It also gained the attention of two local academics, who filed a class action lawsuit against the City. Yet seven years later, the lawsuit has not fully seen the light of day. Although it was authorized by the Quebec Superior Court in 2007, last August the City made a motion for the case to be dismissed, claiming the class action was deposited too late. In Montreal it is not that unusual for judgments to take this long; it took the police ethics committee 10 years to suspend temporarily two officers for negligence over the death of a homeless man.
Perhaps most raw in Montreal’s conscience is the killing of an unarmed 18-year-old, Fredy Villanueva, by police gunfire last year. In December, both officers involved in the incident were cleared of criminal charges. So this February the Villanueva family filed a lawsuit against the City and the involved police officers. The COBP has cited this case as the 43rd death at the hands of Montreal police since 1987.
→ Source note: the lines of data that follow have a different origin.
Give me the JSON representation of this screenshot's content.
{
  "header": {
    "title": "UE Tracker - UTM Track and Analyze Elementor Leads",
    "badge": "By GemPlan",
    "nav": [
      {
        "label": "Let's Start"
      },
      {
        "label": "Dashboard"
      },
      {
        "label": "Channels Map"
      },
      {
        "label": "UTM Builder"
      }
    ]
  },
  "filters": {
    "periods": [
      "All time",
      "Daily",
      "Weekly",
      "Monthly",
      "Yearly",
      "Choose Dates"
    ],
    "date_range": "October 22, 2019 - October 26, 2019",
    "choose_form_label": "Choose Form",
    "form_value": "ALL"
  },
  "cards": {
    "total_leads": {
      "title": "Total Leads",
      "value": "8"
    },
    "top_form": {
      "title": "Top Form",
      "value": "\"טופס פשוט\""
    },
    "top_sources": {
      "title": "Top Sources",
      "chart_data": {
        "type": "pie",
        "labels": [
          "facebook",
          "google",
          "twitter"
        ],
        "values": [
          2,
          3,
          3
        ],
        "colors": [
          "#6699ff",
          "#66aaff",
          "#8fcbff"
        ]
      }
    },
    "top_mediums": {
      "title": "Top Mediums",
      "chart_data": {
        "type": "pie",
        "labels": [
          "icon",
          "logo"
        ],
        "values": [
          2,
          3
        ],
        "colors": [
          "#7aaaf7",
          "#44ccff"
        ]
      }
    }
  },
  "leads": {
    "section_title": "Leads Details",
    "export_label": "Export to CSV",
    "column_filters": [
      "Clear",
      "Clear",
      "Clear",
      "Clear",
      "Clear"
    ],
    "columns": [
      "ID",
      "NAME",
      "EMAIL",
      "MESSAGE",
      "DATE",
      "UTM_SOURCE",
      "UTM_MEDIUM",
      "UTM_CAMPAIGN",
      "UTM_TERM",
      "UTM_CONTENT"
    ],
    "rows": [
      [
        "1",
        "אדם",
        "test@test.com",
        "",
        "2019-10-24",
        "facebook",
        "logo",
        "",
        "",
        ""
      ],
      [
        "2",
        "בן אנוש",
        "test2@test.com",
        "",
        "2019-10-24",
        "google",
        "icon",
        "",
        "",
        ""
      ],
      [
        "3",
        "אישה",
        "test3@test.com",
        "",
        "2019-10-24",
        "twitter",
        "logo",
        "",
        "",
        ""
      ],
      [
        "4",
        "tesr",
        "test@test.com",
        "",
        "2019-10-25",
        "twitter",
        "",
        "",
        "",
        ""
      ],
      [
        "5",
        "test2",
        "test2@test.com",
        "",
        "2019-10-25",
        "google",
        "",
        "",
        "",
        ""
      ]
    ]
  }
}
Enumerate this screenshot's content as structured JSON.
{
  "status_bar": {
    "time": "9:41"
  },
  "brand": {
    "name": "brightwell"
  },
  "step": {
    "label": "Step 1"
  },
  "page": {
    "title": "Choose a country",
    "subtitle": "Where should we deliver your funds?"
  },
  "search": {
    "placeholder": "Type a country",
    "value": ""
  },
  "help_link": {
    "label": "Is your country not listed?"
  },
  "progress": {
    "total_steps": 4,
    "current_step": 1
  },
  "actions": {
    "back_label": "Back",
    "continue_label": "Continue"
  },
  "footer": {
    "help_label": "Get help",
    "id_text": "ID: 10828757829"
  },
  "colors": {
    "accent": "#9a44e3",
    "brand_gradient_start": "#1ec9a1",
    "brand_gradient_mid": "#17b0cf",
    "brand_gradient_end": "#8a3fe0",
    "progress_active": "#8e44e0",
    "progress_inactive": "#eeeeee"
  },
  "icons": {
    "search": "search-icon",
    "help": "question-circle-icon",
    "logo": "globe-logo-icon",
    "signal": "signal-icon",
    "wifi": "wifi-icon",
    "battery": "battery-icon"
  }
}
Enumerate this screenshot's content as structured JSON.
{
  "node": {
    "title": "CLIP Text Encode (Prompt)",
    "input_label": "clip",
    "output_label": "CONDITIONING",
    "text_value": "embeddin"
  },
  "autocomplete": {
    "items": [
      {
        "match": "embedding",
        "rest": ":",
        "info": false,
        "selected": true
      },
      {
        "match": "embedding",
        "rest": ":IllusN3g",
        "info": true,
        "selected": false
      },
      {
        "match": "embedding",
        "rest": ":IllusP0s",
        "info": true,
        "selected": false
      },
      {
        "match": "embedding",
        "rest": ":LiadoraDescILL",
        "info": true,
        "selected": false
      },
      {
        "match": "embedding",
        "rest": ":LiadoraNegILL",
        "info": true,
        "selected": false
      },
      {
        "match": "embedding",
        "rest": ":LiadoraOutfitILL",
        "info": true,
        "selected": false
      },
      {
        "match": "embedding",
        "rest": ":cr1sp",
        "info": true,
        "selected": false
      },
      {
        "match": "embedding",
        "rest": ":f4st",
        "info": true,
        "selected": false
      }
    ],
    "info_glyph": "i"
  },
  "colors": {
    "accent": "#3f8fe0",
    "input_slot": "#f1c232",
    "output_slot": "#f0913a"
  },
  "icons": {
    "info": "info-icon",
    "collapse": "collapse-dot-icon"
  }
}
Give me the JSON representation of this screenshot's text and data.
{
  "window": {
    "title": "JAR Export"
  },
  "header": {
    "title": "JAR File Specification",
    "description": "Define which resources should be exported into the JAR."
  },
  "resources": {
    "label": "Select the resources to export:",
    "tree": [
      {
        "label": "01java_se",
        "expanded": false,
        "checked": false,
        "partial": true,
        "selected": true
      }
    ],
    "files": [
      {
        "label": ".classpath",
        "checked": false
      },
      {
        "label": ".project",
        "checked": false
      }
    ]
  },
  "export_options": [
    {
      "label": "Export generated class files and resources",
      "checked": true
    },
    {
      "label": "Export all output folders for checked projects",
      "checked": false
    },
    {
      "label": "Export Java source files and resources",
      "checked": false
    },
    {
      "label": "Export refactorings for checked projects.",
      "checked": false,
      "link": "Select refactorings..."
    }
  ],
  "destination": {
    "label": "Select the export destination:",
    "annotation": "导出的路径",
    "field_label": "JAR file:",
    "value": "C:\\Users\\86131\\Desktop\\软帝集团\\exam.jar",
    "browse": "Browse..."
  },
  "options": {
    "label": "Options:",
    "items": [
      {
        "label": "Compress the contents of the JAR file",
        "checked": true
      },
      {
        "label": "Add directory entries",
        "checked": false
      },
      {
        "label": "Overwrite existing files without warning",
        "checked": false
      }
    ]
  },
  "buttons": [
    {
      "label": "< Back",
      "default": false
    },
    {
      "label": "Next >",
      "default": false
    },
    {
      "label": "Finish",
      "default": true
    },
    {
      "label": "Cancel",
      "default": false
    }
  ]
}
Meanwhile, since January 2009 the City of Montreal has been considering bylaws to increase officers’ rights and restrict those of the public, including making it illegal to insult police officers on the job or to wear certain face coverings at public gatherings.
This doesn’t make Marie-Claude Giroux or her daughter Océanne feel any safer. Giroux says that the events of last May Day made her realize that social control is tighter than ever in Montreal. ‘I ask myself what kind of democracy we live in. I never thought I would see this happen to my daughter in Canada.’